Thomas CD, Peters JC, Reed GW, Abumrad NN, Sun M, Hill JO
Am J Clin Nutr. 1992 55 (5): 934-42

PMID: 1570800 · DOI:10.1093/ajcn/55.5.934

To study the influence of diet composition on regulation of body weight, we fed 21 weight-stable subjects (11 lean, 10 obese) high-carbohydrate (HC) and high-fat (HF) diets for 1 wk each. Although diet composition was fixed, total energy intake was unrestricted. Subjects had a higher energy intake on the HF (11,039 +/- 2700 kJ/d) than on the HC (10,672 +/- 2617 kJ/d) diet (P less than 0.05), but energy expenditure was not different between diets. On day 7 of the HC diet, carbohydrate (CHO) oxidation was significantly related to CHO intake with the slope of the regression line 0.99, suggesting that overall CHO balance was near zero. However, the slope of the regression line was greater for obese than for lean subjects. On day 7 of the HF diet, fat oxidation was significantly related to fat intake but the slope of the line was 0.50, suggesting that overall fat balance was positive. However, this relationship was due entirely to lean subjects, with obese subjects showing no relationship between fat intake and oxidation.

MeSH Terms (17)

Adult Body Composition Body Weight Calorimetry Dietary Carbohydrates Dietary Fats Dietary Proteins Eating Energy Intake Energy Metabolism Female Humans Male Obesity Oxidation-Reduction Random Allocation Regression Analysis

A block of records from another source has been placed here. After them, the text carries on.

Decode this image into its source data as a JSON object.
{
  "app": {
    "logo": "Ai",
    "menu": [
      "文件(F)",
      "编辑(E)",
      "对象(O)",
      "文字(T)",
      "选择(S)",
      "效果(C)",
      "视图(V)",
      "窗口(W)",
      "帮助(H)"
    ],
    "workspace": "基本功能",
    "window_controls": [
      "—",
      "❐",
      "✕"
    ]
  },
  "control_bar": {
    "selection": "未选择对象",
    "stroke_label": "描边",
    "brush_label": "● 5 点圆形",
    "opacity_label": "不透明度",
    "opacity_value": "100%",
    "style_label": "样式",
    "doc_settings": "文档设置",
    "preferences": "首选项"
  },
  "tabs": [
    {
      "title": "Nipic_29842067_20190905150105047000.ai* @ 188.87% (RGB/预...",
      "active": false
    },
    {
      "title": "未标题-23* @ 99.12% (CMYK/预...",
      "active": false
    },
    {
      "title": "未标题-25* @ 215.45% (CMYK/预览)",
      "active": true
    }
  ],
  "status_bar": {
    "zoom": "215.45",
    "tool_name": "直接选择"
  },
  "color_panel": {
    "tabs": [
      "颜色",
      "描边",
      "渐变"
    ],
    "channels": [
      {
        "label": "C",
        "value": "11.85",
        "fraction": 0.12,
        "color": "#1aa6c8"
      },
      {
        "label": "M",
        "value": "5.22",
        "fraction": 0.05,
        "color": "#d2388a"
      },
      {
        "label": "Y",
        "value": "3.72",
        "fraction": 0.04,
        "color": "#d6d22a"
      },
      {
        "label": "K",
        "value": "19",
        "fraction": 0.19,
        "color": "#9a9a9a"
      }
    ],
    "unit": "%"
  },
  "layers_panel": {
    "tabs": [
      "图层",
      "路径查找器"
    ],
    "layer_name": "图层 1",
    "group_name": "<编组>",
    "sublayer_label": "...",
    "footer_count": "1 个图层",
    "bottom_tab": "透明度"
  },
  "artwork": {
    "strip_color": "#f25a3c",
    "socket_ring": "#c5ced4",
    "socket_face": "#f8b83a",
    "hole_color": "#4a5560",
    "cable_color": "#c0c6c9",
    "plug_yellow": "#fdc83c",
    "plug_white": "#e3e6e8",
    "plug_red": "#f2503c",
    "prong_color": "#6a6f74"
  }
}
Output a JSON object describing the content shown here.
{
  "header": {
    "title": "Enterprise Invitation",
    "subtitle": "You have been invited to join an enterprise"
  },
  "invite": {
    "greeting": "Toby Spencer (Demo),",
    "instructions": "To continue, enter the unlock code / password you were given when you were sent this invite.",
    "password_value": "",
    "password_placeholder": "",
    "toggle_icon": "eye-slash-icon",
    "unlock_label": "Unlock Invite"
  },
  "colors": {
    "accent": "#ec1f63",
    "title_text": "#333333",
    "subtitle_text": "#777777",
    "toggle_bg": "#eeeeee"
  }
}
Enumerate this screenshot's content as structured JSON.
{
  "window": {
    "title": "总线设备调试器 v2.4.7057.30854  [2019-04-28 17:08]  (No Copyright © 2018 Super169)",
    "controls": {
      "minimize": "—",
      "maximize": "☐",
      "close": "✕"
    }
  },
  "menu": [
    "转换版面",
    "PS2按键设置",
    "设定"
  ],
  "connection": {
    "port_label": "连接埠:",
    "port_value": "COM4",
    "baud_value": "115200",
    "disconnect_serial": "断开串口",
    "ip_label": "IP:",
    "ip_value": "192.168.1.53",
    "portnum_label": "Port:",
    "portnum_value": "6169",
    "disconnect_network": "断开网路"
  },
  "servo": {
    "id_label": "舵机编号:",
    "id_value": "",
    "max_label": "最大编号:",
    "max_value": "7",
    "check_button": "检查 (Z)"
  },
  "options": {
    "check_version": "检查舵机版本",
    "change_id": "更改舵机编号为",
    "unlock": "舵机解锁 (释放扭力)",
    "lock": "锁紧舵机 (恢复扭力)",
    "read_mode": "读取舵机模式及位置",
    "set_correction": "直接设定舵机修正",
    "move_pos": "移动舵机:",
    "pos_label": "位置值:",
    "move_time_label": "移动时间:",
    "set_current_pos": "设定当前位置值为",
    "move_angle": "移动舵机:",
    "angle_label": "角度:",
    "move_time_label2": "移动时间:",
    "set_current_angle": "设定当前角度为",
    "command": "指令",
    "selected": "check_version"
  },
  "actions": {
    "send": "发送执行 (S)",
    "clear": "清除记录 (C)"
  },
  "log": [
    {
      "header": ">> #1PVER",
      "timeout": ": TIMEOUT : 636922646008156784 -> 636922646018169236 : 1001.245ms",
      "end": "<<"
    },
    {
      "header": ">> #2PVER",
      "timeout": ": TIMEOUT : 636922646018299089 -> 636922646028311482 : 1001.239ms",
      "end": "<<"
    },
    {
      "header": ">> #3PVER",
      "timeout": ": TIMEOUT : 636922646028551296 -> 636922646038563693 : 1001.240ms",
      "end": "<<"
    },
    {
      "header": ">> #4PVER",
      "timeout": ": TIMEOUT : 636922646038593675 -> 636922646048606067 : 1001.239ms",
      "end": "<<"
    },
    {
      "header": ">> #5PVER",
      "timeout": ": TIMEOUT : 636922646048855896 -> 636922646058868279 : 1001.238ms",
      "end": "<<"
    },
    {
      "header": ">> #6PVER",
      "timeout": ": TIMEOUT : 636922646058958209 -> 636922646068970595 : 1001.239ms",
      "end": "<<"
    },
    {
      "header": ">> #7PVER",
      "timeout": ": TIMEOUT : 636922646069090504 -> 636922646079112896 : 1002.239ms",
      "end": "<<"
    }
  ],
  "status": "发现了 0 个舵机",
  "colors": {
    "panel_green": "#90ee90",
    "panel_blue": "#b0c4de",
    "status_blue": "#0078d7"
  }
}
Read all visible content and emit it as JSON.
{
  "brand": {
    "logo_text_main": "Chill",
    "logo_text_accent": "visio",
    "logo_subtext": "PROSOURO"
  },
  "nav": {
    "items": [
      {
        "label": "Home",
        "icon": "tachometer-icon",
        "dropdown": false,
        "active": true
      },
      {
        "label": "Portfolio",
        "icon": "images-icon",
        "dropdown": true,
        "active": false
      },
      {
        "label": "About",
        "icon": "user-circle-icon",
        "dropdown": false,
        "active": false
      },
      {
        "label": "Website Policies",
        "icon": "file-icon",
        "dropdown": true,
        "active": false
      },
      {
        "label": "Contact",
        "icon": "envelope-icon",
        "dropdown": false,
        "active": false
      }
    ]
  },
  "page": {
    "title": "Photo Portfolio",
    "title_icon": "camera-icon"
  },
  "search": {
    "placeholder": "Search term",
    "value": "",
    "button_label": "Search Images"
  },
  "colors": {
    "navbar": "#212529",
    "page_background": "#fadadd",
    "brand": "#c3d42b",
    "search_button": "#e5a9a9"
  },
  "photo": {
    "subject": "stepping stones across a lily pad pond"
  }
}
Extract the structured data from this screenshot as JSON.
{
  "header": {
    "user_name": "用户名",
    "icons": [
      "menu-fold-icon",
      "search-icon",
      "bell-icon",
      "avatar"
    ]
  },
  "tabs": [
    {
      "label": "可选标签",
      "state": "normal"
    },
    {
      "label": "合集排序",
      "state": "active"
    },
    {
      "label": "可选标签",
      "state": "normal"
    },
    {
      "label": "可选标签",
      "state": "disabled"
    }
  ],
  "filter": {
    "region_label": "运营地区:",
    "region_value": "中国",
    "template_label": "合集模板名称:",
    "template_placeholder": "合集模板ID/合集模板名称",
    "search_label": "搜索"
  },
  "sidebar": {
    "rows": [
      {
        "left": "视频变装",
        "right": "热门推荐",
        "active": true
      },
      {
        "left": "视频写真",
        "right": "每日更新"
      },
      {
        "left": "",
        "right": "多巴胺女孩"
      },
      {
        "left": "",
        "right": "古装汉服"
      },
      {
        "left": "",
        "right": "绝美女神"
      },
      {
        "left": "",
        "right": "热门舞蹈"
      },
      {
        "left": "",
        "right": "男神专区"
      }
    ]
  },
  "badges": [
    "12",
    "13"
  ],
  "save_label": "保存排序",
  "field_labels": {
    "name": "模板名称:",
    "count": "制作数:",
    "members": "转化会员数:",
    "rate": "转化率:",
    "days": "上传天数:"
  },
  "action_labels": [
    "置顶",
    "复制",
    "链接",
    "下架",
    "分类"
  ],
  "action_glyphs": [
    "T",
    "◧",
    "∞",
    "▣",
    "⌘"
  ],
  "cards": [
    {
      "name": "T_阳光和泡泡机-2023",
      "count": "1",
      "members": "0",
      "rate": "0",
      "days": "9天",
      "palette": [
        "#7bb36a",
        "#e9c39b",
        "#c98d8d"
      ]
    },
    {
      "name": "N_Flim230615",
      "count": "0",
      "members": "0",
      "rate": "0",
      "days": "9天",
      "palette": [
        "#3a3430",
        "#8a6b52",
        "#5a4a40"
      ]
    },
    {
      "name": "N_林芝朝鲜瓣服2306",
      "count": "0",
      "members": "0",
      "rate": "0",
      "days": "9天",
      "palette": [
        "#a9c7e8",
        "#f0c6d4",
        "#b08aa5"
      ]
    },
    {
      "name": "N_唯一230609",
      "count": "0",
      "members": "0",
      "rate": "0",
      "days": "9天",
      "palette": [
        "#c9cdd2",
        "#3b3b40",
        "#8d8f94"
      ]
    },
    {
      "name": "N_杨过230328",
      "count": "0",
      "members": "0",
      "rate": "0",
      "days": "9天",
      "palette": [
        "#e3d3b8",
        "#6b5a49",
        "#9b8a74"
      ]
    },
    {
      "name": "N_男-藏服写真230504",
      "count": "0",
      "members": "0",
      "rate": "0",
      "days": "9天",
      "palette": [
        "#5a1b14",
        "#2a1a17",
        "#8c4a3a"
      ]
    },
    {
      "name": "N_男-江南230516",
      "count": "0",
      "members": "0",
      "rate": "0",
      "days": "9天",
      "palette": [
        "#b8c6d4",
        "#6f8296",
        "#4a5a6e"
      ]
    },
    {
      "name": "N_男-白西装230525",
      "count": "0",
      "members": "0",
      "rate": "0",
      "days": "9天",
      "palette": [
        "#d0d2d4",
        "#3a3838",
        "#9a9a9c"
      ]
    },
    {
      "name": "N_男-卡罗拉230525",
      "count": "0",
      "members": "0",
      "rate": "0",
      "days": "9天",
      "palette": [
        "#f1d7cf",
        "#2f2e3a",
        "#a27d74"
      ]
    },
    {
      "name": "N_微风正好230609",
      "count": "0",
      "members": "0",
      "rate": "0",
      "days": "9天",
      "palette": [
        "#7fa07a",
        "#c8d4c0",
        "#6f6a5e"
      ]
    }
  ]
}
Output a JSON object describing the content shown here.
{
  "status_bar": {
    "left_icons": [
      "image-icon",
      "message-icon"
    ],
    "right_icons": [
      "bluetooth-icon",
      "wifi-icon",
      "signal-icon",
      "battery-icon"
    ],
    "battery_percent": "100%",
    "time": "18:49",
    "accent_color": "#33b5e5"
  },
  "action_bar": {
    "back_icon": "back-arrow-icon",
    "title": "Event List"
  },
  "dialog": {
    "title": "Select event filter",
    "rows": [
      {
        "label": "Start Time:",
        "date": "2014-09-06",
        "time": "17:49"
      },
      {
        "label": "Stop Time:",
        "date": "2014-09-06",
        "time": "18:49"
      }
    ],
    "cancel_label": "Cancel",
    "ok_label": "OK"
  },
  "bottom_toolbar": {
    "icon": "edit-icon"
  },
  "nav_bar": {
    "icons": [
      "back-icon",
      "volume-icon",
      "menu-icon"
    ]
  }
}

Connections (1)

This publication is referenced by other Labnodes entities: